Our poll, conducted by Dan Jones and Associates, shows most Utahns do think the problem is real, that they are observing signs of it here in the Beehive State, and that it is, at least in part, caused by humankind by the burning of fossil fuels.
In downtown Salt Lake with temperatures hitting triple digits it wasn't too hard to find people ready to consider the topic of global warming.
"I know it's really hot. I don't know the details on global warming and what not. I just know it's really hot."
Mayors from around the country are gathering this week at the Sundance Summit to brainstorm about what they can do locally to tackle the issue. That concern is echoed in a KSL-TV/Deseret Morning News poll of 624 Utahns by Dan Jones.
We asked, do you think temperatures on the earth have been rising in recent years? 73% say yes. 19% say no.
We asked the same question about Utah and found 61% believe Utah's temperatures have been rising in recent years. 27% say no, and 20 percent don't know.
We also asked Utahns about the drought, if it might be connected to climate change. 57% say yes they believe the drought is connected to climate change, 33% say no.
We also asked: What do you think is the primary cause of global warming? 19% say natural fluctuations in earth's climate. 50% say it's human caused burning of fossil fuels, mostly from our cars and power plants. 19% say it's a combination of the two.
Opinion is by no means universal on the controversial topic. Consider this email to KSL-TV from a viewer who writes, "Global warming...is not proven...the sun is more of a cause for climate change, than is man."
Still, those worried about the issue say now is the time for action.
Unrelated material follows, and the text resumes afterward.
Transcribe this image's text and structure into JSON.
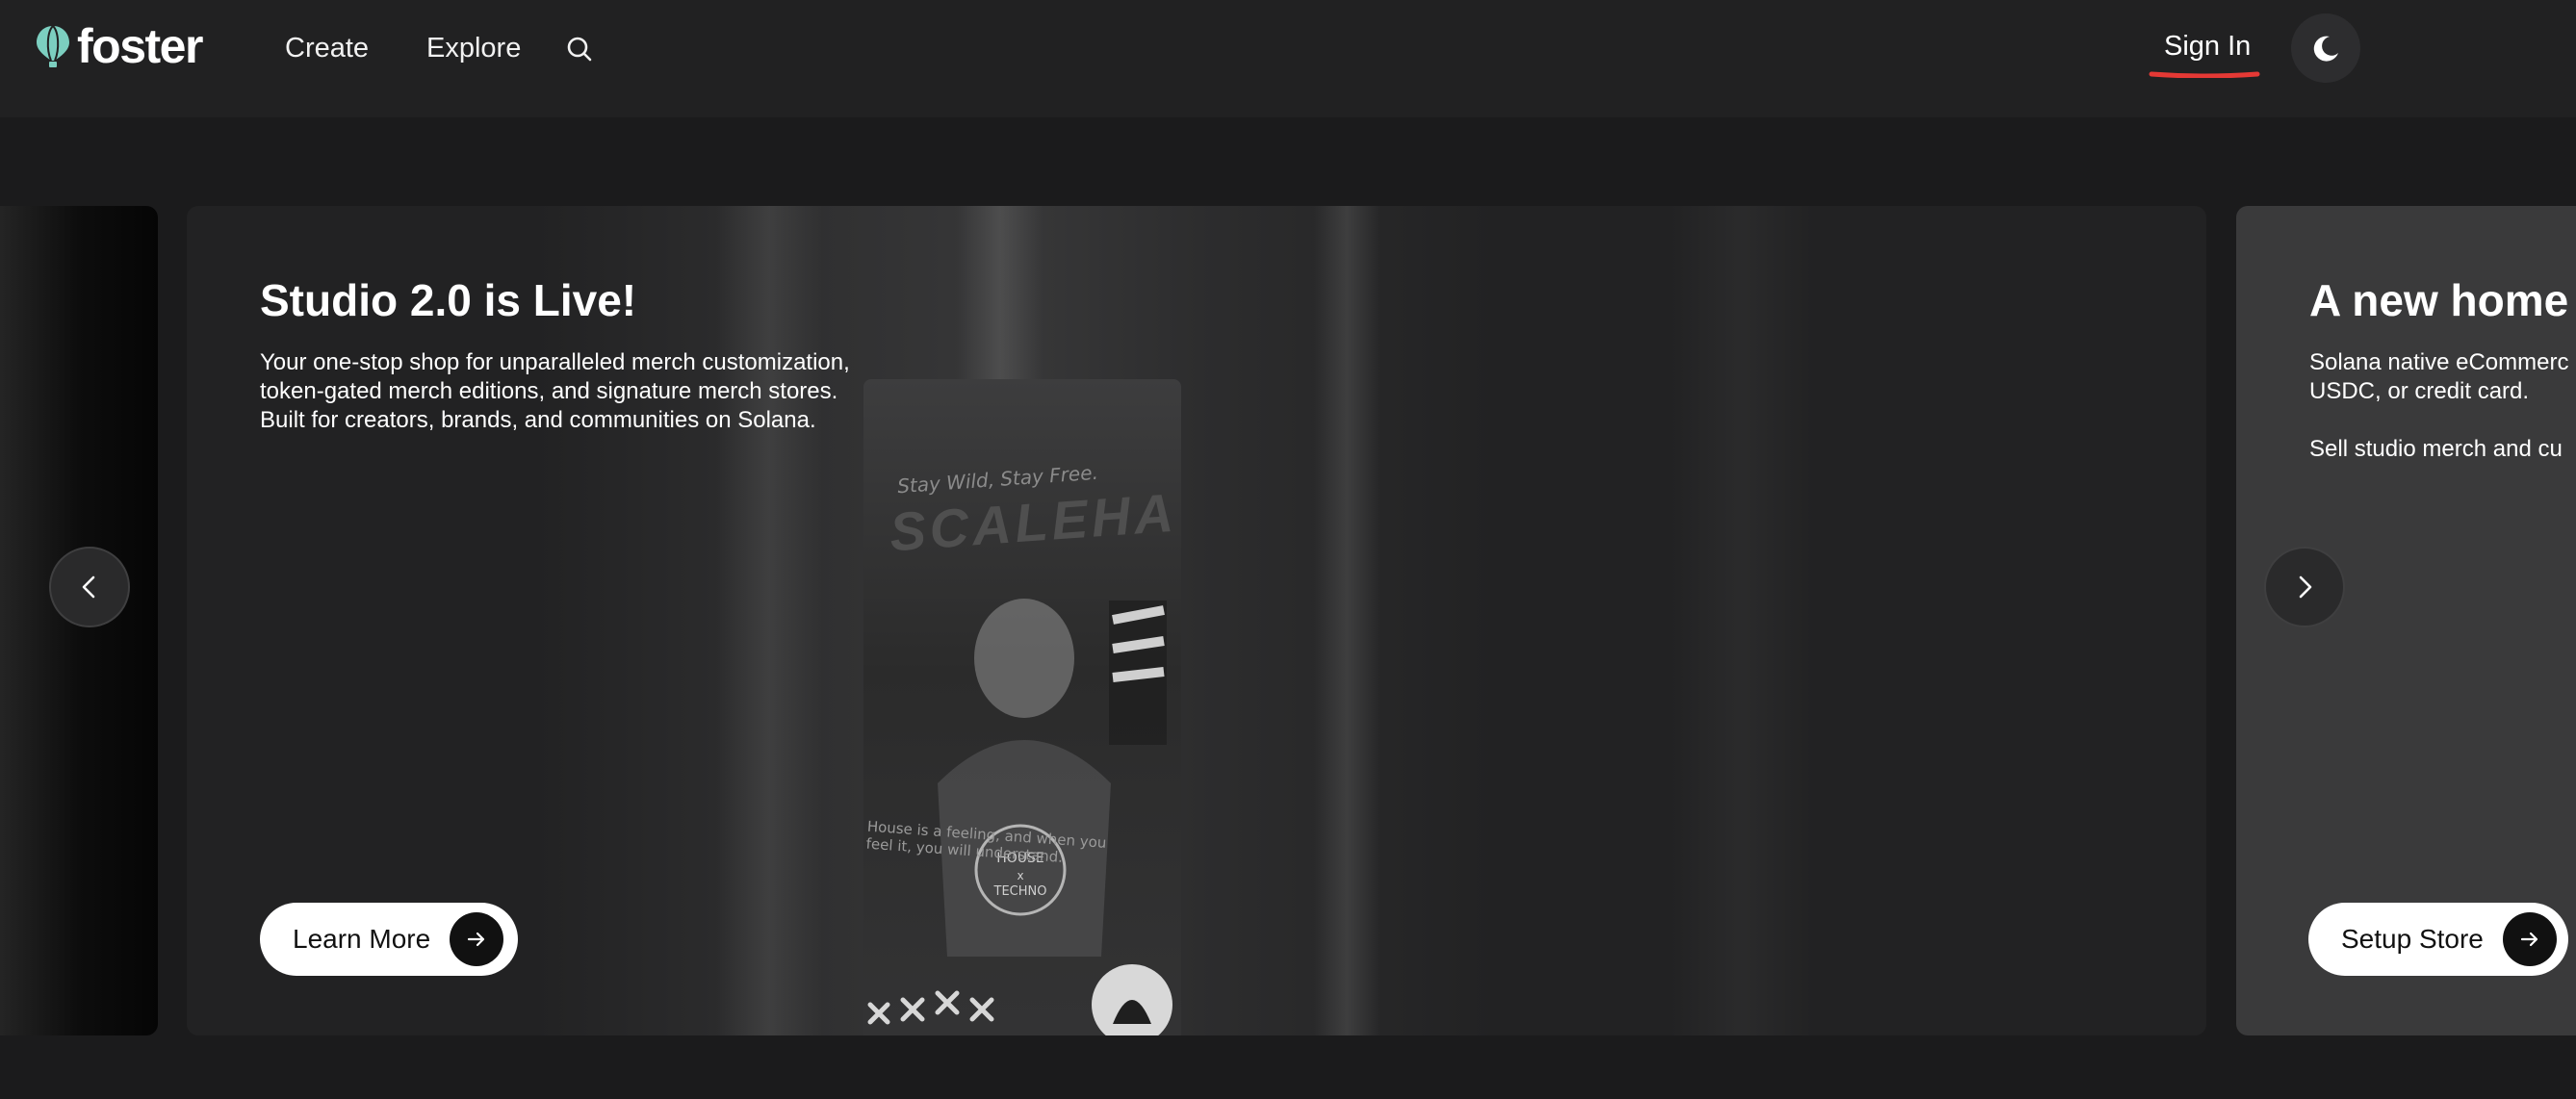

Today at the Sundance Summit the 45 mayors gathered there agreed to try to limit greenhouse emissions in their governments by implementing a series of changes like switching to fuel-efficient fleets.